March 16th, 2009

planet

if you were an AIG exec, would you take a bonus now?

If you read my journal, you may have heard me complain before about the annoying double-standards the middle class projects onto capitalism as a whole. I heard lots of my coworkers complain about how overpaid CEOs are, but let's face it, my coworkers aren't exactly making minimum wage either. The conversations usually go like this:

I think it's criminal how much that guy makes. Downright immoral. He's pulling in millions! He makes 40 times what I do!

You make forty times what some farmer in Africa makes.

Yeah but that's different. They have a totally different standard of living there.

That's what our CEO says about you!

Oh okay so you're saying I'm just supposed to give everything away to poor people even though I worked for it? I'm so tired of you socialists.

But you thought our CEO should make less... where's the "criminally wealthy" line?"

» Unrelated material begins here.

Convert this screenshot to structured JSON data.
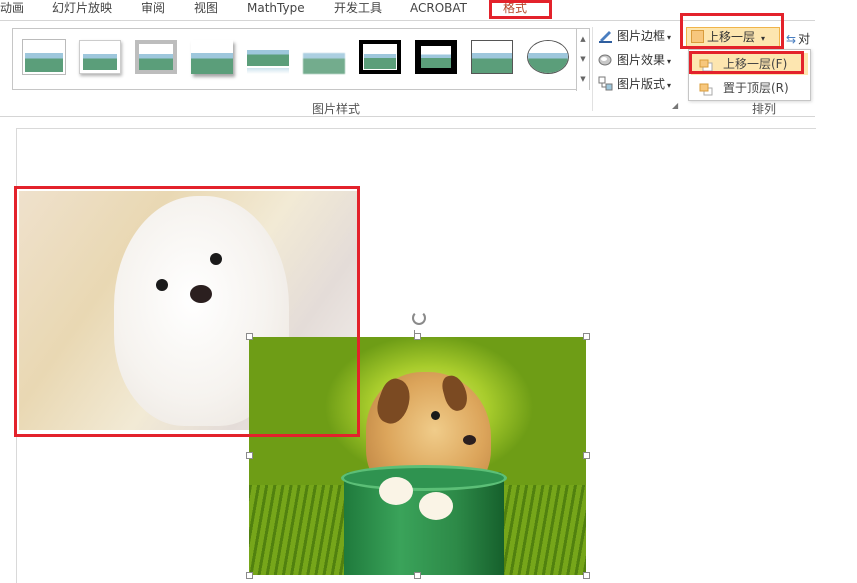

And so on... but the gist is that the line is fascinatingly close to whatever salary the person I'm talking to is making. It's okay to make 40 or 70K a year, but not 200! No one ever thinks he's too rich, we're all middle class, right?

So my question of the day when hearing people complain about AIG... would you take the bonus? Seriously. Let's say your company isn't doing so well, some people are being let go. But your 2008 contract says you get a bonus. And you need it... your son just got laid off, your retirement fund sucks, you're worried about whether your savings account is big enough should the great depression hit.

And keep in mind a lot of these "execs" are not millionaires, they might be hitting six figures... or might not be. But regardless it's still an important question... at what salary would you be able to say, "You know? I've got enough." What if you made 50K a year, is that enough? What if you made 30K?

I like to think that if I were in that position, I'd be tough enough to admit that I don't need the money. Or I'd take it, and donate it, if it was going to be a paperwork nightmare to turn it back into the company (it might be, if you're the one person in 1000 who wants to turn your bonus back in). But honestly I'm not exactly a philanthropist worth looking up to even now. I'm scared like everyone, and sort of lazy... what makes me think that if I had a little more money, I'd suddenly do the most noble thing possible with it?

It's very easy for people to say, "Well I know one thing, I wouldn't use taxpayer money to pay a bunch of jerks who screwed up our economy!" I'm not asking you about paying other people, or how you want to judge others. Because let's face it... it takes one bad guy to decide to give out the bonuses, but once he does, hundreds of people enable him by pretending they're powerless or pretending they need it. Statistically speaking, you're more likely to be an enabler than the one handing out the money, so my question is much more important. Change and recovery doesn't happen because we point fingers at each other, it happens when we as individuals start saying "We're better than this" and making decisions that improve the world. If you're angry about what AIG did, you could change it with your own life.

I'm asking whether you'd take the money.